I’ll cut straight to the point with this one. If you’ve Googled “Sous Vide Ox Cheek”, the numbers you’re interested in are: 75c for 20 hours. If you’re interested in the rest of this dish – here are the details:
Ox Cheeks – cheap, full of flavour and incredible in texture if you cook them right. I’d read a few different cooking times for Sous Vide Ox Cheek with the trend seeming to be for a higher temperature and shorter cooking time. This seems a little odd to me – Ox Cheeks are certainly a prime slow-cook cut so why not give them time to give way to that luscious, melt-in-the-mouth texture slowly? Not that I’ve tried cooking them harder and faster but I can confirm 100% – 75c for 20 hours will get you where you want to be – perfectly cooked beef cheeks.
Clean up the cheeks removing any silvery membrane and sinewy pieces from the surface. Now give them a sear in some moderately hot oil – just to develop a little colour on the surface. Normally with Sous Vide cooking you’d want to sear the meat after the water bath treatment but these cheeks are going to come out so ready to melt, you don’t want to be bashing them about too much at the end of cooking.
Bag them up with a sprig of thyme and stick them in a Sous Vide water bath (I use a SousVide Supreme) for 20 hours at 75c.
I then made a sauce to finish the cheeks in:
- A basic mirepoix (finely chopped carrot, onion and celery)
- 2 bay leaves
- half a bottle of stout
- 1.5 pints beef stock
- 20 or so whole black pepper corns.
Sweat the veg for 20 minutes in oil then add the stout to reduce for a few minutes. Add the rest of the ingredients. Simmer gently for 2 hours – your stock should help it thicken but if it doesn’t add a little flour mixed with water.
Pass through a sieve and return to the heat.
When the cheeks are done, make sure you empty the juices that will have formed in the cooking pouches into the sauce.
Cut the cheeks into halves – maybe thirds depending on how many you’re feeding or how you want to plate your food.
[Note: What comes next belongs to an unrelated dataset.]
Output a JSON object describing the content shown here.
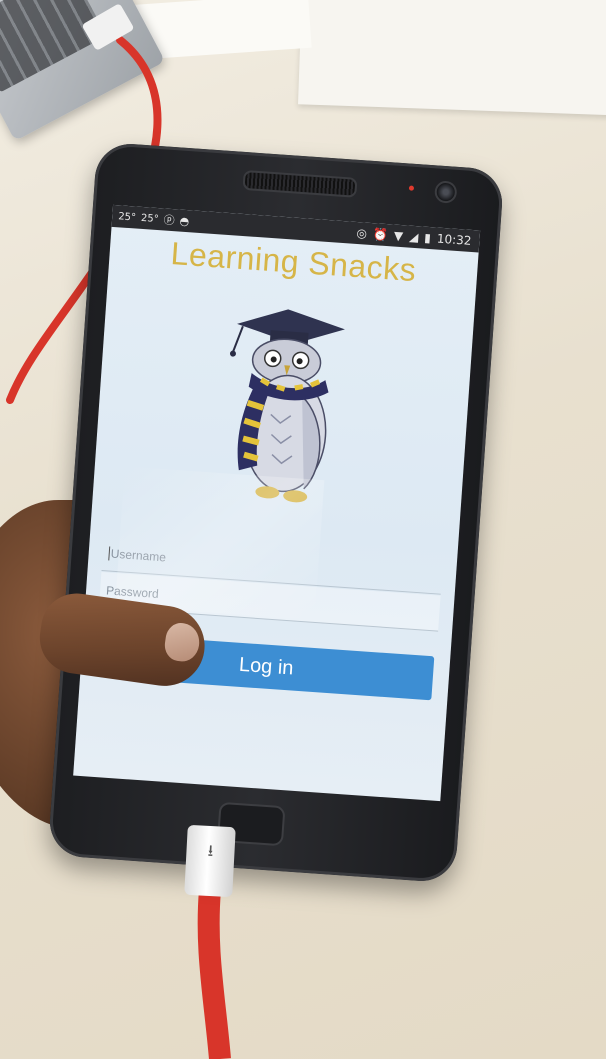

Now place the cheeks into the sauce and heat, very, very gently for 15 minutes or so – just to let the sauce/stock and the cheeks get to know each other.
Check the seasoning and you’re done.
Serve with some mash and you’ve got an incredible plate of food. If you fancy taking it a little further you can cook carrots Sous Vide at 85c for 45 minutes or so with some butter and a little sugar.
I also served this with savoy cabbage heated through in a pan with a little olive oil just until it starts to brown – you then add a splash of water (half a cup) to relax things a little and then some grated orange peel and even the flesh of an orange wont do any harm. Orange and cabbage works well – orange and beef work incredibly well.
Another variation is to replace the stout with Pedro Ximenez sherry and you’ve taken the dish in a completely different, but still utterly wonderful, direction.